One rival to Yazdani’s crown is Kyani & Co, the oldest establishment on this list and surely one of the oldest in Mumbai. Founded in 1904, this bakery retains all the same décor from the day it first opened and is said to have hosted freedom fighters who plotted their struggle for independence from its wooden boards. Aside from the incredible baked goods on offer, Kyani & Co is also known for its filling breakfasts at highly affordable prices.
Located right next to the Marine Lines train station, Sassanian has been in operation since 1913 and used to entertain pre-5am queues right around the block for its brun pav (crusty bread rolls) and Irani chai. However, when the entrance of the station was reconfigured, its owners found business suddenly dropping off – and so expanded their menu to include masoor dal (red lentil dahl), kheema (spicy minced meat), dhansak and other non-bakery items, making it a satisfying locale to fill your stomach at any time of the day.

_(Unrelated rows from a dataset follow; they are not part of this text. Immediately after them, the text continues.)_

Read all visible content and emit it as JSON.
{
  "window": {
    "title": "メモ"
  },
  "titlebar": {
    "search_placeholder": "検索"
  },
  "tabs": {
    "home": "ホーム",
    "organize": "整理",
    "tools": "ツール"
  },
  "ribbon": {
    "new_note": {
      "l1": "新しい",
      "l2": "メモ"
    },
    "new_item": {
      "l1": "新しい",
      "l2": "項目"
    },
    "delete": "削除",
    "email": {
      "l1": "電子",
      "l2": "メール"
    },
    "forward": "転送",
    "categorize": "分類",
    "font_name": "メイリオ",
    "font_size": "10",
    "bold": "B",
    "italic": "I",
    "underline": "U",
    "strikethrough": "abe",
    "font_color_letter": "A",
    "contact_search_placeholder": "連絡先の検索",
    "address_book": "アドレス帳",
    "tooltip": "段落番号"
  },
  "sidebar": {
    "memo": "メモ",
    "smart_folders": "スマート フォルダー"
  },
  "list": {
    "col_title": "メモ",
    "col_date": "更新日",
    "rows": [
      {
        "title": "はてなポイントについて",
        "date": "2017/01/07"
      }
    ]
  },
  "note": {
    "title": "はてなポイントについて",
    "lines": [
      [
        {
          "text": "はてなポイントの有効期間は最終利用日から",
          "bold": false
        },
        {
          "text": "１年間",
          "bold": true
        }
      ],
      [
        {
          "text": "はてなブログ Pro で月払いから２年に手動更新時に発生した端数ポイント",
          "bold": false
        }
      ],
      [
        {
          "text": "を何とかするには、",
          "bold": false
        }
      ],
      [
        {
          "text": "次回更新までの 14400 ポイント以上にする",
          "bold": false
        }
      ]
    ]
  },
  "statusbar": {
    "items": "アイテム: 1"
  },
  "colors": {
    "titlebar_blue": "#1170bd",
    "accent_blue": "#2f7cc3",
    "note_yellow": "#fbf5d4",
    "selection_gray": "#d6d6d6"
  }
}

The parents of current owner Behram Kosravi arrived in Mumbai in 1925, at which time they were forced to return to the immigration offices every 11 months until the law was relaxed and they were eventually welcomed as part of the city. Café Military opened its doors in 1933 and today is one of the few Irani cafes where patrons can buy beer – but that’s not what it’s famous for. Instead, try the pulav dal (rice and dahl) or kheema sali (minced meat with deep-fried and grated potatoes).